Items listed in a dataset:
[Start of Attachment]
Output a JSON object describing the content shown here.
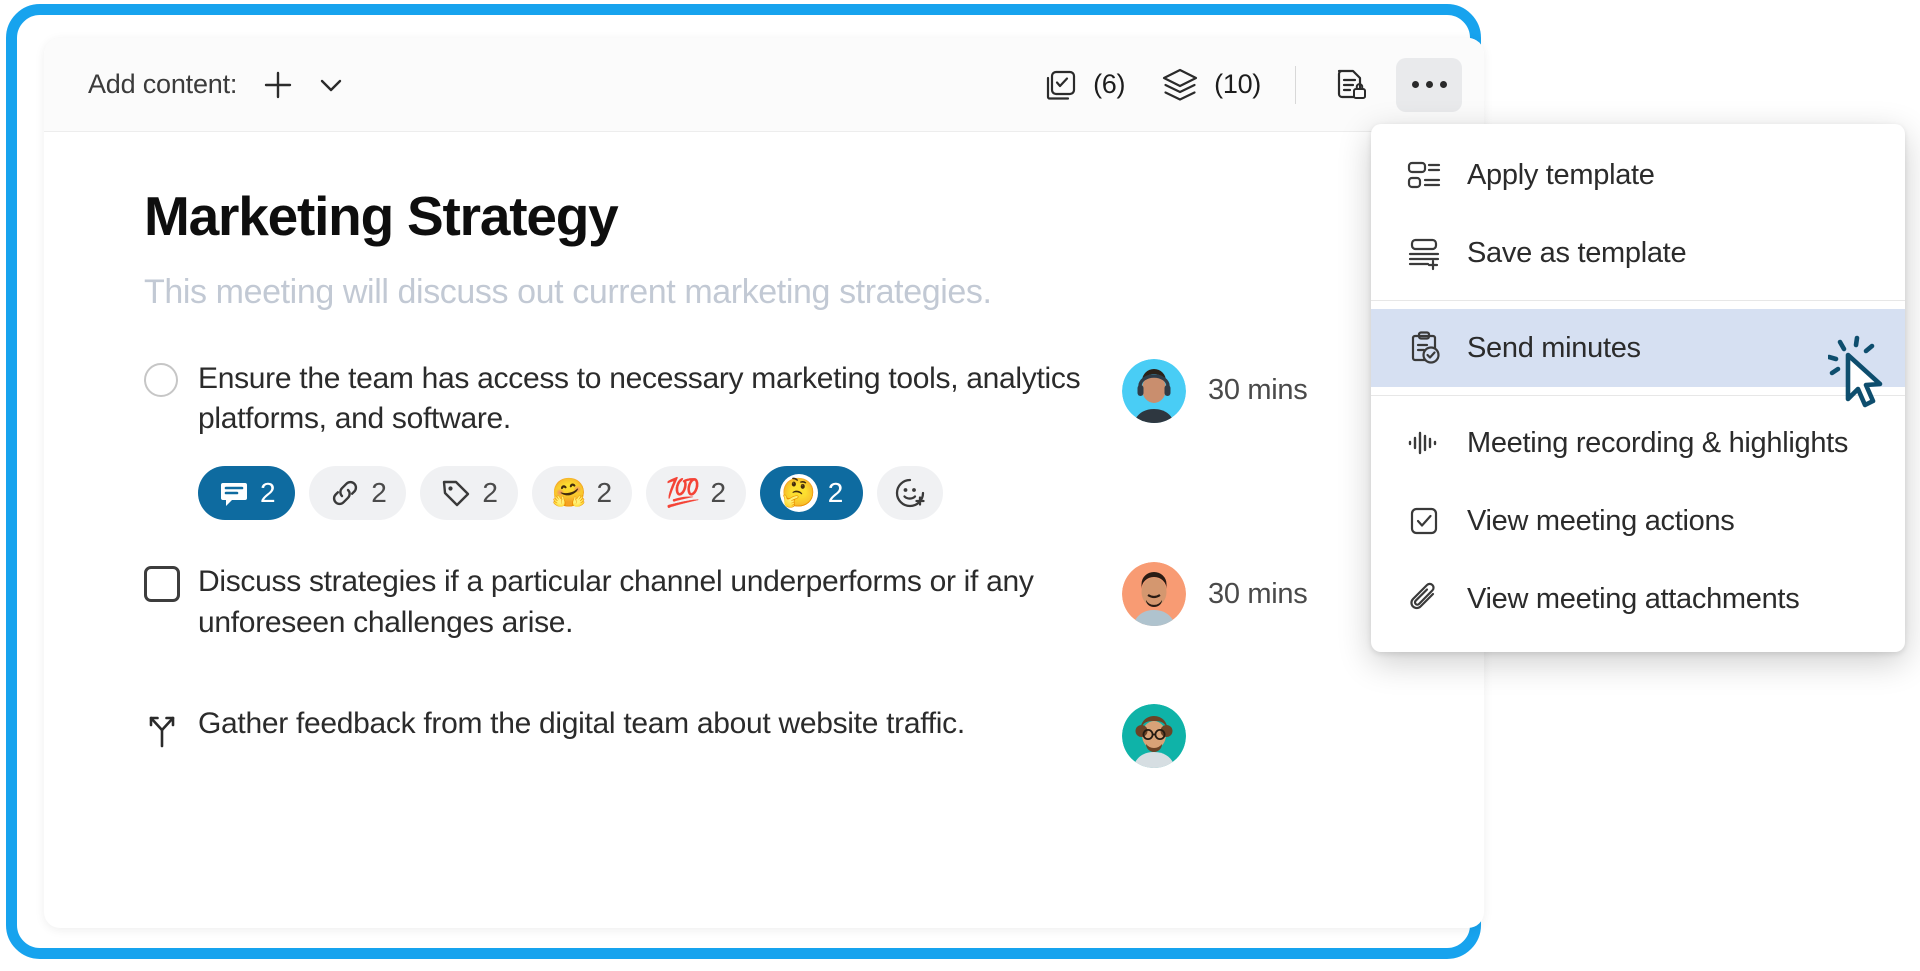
{
  "toolbar": {
    "add_content_label": "Add content:",
    "plus_icon": "plus-icon",
    "chevron_icon": "chevron-down-icon",
    "actions_count": "(6)",
    "layers_count": "(10)",
    "actions_icon": "checkbox-copy-icon",
    "layers_icon": "layers-icon",
    "private_doc_icon": "document-lock-icon",
    "more_icon": "more-horizontal-icon"
  },
  "document": {
    "title": "Marketing Strategy",
    "subtitle": "This meeting will discuss out current marketing strategies."
  },
  "agenda": [
    {
      "marker": "circle-unchecked",
      "text": "Ensure the team has access to necessary marketing tools, analytics platforms, and software.",
      "duration": "30 mins",
      "avatar_color": "#49CDF5",
      "avatar_name": "avatar-headset-person"
    },
    {
      "marker": "square-unchecked",
      "text": "Discuss strategies if a particular channel underperforms or if any unforeseen challenges arise.",
      "duration": "30 mins",
      "avatar_color": "#F89B73",
      "avatar_name": "avatar-bearded-person"
    },
    {
      "marker": "decision-branch",
      "text": "Gather feedback from the digital team about website traffic.",
      "duration": "",
      "avatar_color": "#0FB3A8",
      "avatar_name": "avatar-curly-hair-person"
    }
  ],
  "reactions": [
    {
      "icon": "comment-icon",
      "emoji": "",
      "count": "2",
      "active": true
    },
    {
      "icon": "link-icon",
      "emoji": "",
      "count": "2",
      "active": false
    },
    {
      "icon": "tag-icon",
      "emoji": "",
      "count": "2",
      "active": false
    },
    {
      "icon": "emoji-hug",
      "emoji": "🤗",
      "count": "2",
      "active": false
    },
    {
      "icon": "emoji-100",
      "emoji": "💯",
      "count": "2",
      "active": false
    },
    {
      "icon": "emoji-thinking",
      "emoji": "🤔",
      "count": "2",
      "active": true
    },
    {
      "icon": "add-reaction-icon",
      "emoji": "",
      "count": "",
      "active": false
    }
  ],
  "menu": {
    "items": [
      {
        "label": "Apply template",
        "icon": "apply-template-icon",
        "highlight": false
      },
      {
        "label": "Save as template",
        "icon": "save-template-icon",
        "highlight": false
      },
      {
        "label": "Send minutes",
        "icon": "clipboard-check-icon",
        "highlight": true
      },
      {
        "label": "Meeting recording & highlights",
        "icon": "waveform-icon",
        "highlight": false
      },
      {
        "label": "View meeting actions",
        "icon": "checkbox-icon",
        "highlight": false
      },
      {
        "label": "View meeting attachments",
        "icon": "paperclip-icon",
        "highlight": false
      }
    ]
  },
  "colors": {
    "frame_blue": "#17A3EE",
    "chip_active": "#0E6BA0",
    "menu_highlight": "#D6E0F2",
    "subtitle_grey": "#C2C9D4"
  },
  "cursor": {
    "name": "click-cursor"
  }
}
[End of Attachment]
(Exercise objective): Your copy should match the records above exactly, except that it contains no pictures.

(Answer box):
Output a JSON object describing the content shown here.
{
  "toolbar": {
    "add_content_label": "Add content:",
    "plus_icon": "plus-icon",
    "chevron_icon": "chevron-down-icon",
    "actions_count": "(6)",
    "layers_count": "(10)",
    "actions_icon": "checkbox-copy-icon",
    "layers_icon": "layers-icon",
    "private_doc_icon": "document-lock-icon",
    "more_icon": "more-horizontal-icon"
  },
  "document": {
    "title": "Marketing Strategy",
    "subtitle": "This meeting will discuss out current marketing strategies."
  },
  "agenda": [
    {
      "marker": "circle-unchecked",
      "text": "Ensure the team has access to necessary marketing tools, analytics platforms, and software.",
      "duration": "30 mins",
      "avatar_color": "#49CDF5",
      "avatar_name": "avatar-headset-person"
    },
    {
      "marker": "square-unchecked",
      "text": "Discuss strategies if a particular channel underperforms or if any unforeseen challenges arise.",
      "duration": "30 mins",
      "avatar_color": "#F89B73",
      "avatar_name": "avatar-bearded-person"
    },
    {
      "marker": "decision-branch",
      "text": "Gather feedback from the digital team about website traffic.",
      "duration": "",
      "avatar_color": "#0FB3A8",
      "avatar_name": "avatar-curly-hair-person"
    }
  ],
  "reactions": [
    {
      "icon": "comment-icon",
      "emoji": "",
      "count": "2",
      "active": true
    },
    {
      "icon": "link-icon",
      "emoji": "",
      "count": "2",
      "active": false
    },
    {
      "icon": "tag-icon",
      "emoji": "",
      "count": "2",
      "active": false
    },
    {
      "icon": "emoji-hug",
      "emoji": "🤗",
      "count": "2",
      "active": false
    },
    {
      "icon": "emoji-100",
      "emoji": "💯",
      "count": "2",
      "active": false
    },
    {
      "icon": "emoji-thinking",
      "emoji": "🤔",
      "count": "2",
      "active": true
    },
    {
      "icon": "add-reaction-icon",
      "emoji": "",
      "count": "",
      "active": false
    }
  ],
  "menu": {
    "items": [
      {
        "label": "Apply template",
        "icon": "apply-template-icon",
        "highlight": false
      },
      {
        "label": "Save as template",
        "icon": "save-template-icon",
        "highlight": false
      },
      {
        "label": "Send minutes",
        "icon": "clipboard-check-icon",
        "highlight": true
      },
      {
        "label": "Meeting recording & highlights",
        "icon": "waveform-icon",
        "highlight": false
      },
      {
        "label": "View meeting actions",
        "icon": "checkbox-icon",
        "highlight": false
      },
      {
        "label": "View meeting attachments",
        "icon": "paperclip-icon",
        "highlight": false
      }
    ]
  },
  "colors": {
    "frame_blue": "#17A3EE",
    "chip_active": "#0E6BA0",
    "menu_highlight": "#D6E0F2",
    "subtitle_grey": "#C2C9D4"
  },
  "cursor": {
    "name": "click-cursor"
  }
}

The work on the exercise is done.